Into My Own ONE of my wishes is that those dark trees,So old and firm they scarcely show the breeze,Were not, as 'twere, the merest mask of gloom,But stretched away unto the edge of doom.I should not be withheld but that some dayInto their vastness I should steal away,Fearless of ever finding open land,Or highway where the slow wheel pours the sand.I do not see why I should e'er turn back,Or those should not set forth upon my trackTo overtake... more...

Before the Altar Before the Altar, bowed, he standsWith empty hands;Upon it perfumed offerings burnWreathing with smoke the sacrificial urn.Not one of all these has he given,No flame of his has leapt to HeavenFiresouled, vermilion-hearted,Forked, and darted,Consuming what a few spare penceHave cheaply bought, to fling from henceIn idly-asked petition.His sole conditionLove and poverty.And while the moonSwings slow across the sky,Athwart a waving... more...

INTRODUCTION This syllabus, or finding-list, is offered to lovers of folk-literature in the hope that it may not be without interest and value to them for purposes of comparison and identification. It includes 333 items, exclusive of 114 variants, and embraces all popular songs that have so far come to hand as having been "learned by ear instead of by eye," as existing through oral transmission—song-ballads, love-songs, number-songs,... more...

A VISIT FROM ST. NICHOLAS. Twas the night before Christmas, when all through the houseNot a creature was stirring, not even a mouse;The stockings were hung by the chimney with care,In hopes that St. Nicholas soon would be there;The children were nestled all snug in their beds,While visions of sugar-plums danced in their heads;And mamma in her kerchief, and I in my cap,Had just settled our brains for a long winter's nap—  ... more...

  I. The Old Woman  (A Morality Play)   The Old Woman  (A Morality Play)   Characters:  The Woman  The House  The Doctor  The Deacon  The Landlady   Doctor:  There is an old woman  Who ought to die—   Deacon:  And nobody knows  But what she's dead—... more...


A FOREWORD When the first Miscellany of American Poetry appeared in 1920, innumerable were the questions asked by both readers and reviewers of publishers and contributors alike. The modest note on the jacket appeared to satisfy no one. The volume purported to have no editor, yet a collection without an editor was pronounced preposterous. It was obviously not the organ of a school, yet it did not seem to have been compiled to exploit any... more...

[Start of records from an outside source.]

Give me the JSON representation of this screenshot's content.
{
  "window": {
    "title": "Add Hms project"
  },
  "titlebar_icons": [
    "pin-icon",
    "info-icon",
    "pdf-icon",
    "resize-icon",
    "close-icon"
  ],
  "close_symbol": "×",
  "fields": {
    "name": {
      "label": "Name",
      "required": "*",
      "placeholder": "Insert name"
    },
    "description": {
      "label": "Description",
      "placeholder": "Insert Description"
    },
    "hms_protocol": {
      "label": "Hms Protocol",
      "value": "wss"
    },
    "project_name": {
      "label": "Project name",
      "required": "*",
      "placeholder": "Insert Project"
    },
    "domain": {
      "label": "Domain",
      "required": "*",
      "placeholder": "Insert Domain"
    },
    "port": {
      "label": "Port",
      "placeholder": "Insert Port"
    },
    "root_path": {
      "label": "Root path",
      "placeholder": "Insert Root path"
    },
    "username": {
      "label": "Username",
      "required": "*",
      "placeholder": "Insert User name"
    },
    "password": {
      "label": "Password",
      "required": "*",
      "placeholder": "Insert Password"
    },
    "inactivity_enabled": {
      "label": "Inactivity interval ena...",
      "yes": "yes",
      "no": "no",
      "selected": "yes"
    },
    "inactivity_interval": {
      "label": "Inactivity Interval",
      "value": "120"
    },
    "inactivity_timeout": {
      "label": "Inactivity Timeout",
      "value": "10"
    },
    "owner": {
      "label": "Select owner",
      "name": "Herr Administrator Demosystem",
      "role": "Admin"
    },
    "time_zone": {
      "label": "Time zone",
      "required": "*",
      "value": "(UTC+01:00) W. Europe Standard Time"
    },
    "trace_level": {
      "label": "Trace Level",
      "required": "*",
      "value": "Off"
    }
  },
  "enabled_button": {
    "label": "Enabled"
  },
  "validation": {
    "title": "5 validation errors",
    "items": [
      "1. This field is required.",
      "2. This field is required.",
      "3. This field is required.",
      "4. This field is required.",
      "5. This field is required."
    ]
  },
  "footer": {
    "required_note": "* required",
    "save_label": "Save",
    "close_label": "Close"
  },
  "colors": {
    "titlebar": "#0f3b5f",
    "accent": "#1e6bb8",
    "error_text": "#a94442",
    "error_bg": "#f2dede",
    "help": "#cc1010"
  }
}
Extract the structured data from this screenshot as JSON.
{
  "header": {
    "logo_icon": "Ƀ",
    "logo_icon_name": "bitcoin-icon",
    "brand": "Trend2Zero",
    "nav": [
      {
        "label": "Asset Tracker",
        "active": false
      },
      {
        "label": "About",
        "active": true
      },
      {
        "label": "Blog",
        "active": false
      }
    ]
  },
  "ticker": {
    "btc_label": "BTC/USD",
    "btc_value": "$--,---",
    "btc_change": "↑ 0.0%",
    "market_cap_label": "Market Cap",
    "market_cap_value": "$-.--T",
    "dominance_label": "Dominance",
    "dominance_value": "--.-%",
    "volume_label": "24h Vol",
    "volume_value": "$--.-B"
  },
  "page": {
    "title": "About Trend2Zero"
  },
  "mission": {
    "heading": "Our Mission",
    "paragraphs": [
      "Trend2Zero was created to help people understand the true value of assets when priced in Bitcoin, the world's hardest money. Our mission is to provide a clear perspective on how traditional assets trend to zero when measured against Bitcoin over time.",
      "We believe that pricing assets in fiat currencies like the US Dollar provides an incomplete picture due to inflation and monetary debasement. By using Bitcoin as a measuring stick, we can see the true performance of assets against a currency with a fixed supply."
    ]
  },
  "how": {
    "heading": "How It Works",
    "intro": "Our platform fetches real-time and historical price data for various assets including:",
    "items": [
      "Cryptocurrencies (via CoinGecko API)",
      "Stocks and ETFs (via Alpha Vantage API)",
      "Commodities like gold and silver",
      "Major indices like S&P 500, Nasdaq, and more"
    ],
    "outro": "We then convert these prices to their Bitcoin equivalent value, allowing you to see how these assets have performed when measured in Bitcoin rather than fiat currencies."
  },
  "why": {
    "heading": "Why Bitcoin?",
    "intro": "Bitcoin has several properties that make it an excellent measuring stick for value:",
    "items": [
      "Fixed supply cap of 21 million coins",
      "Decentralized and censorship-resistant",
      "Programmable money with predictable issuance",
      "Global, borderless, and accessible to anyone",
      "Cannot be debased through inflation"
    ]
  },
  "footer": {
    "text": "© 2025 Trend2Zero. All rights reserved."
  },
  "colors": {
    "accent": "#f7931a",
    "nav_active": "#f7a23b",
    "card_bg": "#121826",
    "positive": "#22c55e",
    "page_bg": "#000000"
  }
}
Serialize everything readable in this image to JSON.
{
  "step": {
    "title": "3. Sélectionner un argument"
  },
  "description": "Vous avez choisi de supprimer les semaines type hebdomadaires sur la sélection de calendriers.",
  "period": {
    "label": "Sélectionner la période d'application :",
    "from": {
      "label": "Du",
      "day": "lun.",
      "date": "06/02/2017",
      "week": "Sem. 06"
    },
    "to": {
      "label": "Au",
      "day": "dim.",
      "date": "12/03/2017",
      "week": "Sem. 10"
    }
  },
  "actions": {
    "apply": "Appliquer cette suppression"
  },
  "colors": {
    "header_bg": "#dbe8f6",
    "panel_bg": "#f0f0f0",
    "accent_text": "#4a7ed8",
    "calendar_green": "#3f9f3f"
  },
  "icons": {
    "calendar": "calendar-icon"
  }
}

ANTI-SLAVERY POEMS ………. TO WILLIAM LLOYD GARRISON CHAMPION of those who groan beneathOppression's iron handIn view of penury, hate, and death,I see thee fearless stand.Still bearing up thy lofty brow,In the steadfast strength of truth,In manhood sealing well the vowAnd promise of thy youth. Go on, for thou hast chosen well;On in the strength of God!Long as one human heart shall swellBeneath the tyrant's rod.Speak in a... more...

TEXAS VOICE OF NEW ENGLAND. The five poems immediately following indicate the intense feeling of the friends of freedom in view of the annexation of Texas, with its vast territory sufficient, as was boasted, for six new slave States. Up the hillside, down the glen,Rouse the sleeping citizen;Summon out the might of men! Like a lion growling low,Like a night-storm rising slow,Like the tread of unseen foe; It is coming, it is nigh!Stand your... more...

FOREWORD In presenting a loyal and venerable ex-slave as an artless exponent of freedom, freedom of conduct as well as of speech, the author of this trivial volume is perhaps not composing an individual so truly as individualizing a composite, if the expression will pass. The grizzled brown dispenser of homely admonitions is a figure not unfamiliar to those who have "moved in plantation circles" in the cotton and sugar country, and touched... more...

THE ROAD NOT TAKEN Two roads diverged in a yellow wood, And sorry I could not travel both And be one traveler, long I stood And looked down one as far as I could To where it bent in the undergrowth;   Then took the other, as just as fair, And having perhaps the better claim, Because it was grassy and wanted wear; Though as for that the passing there Had worn them really about the same,   And both that morning... more...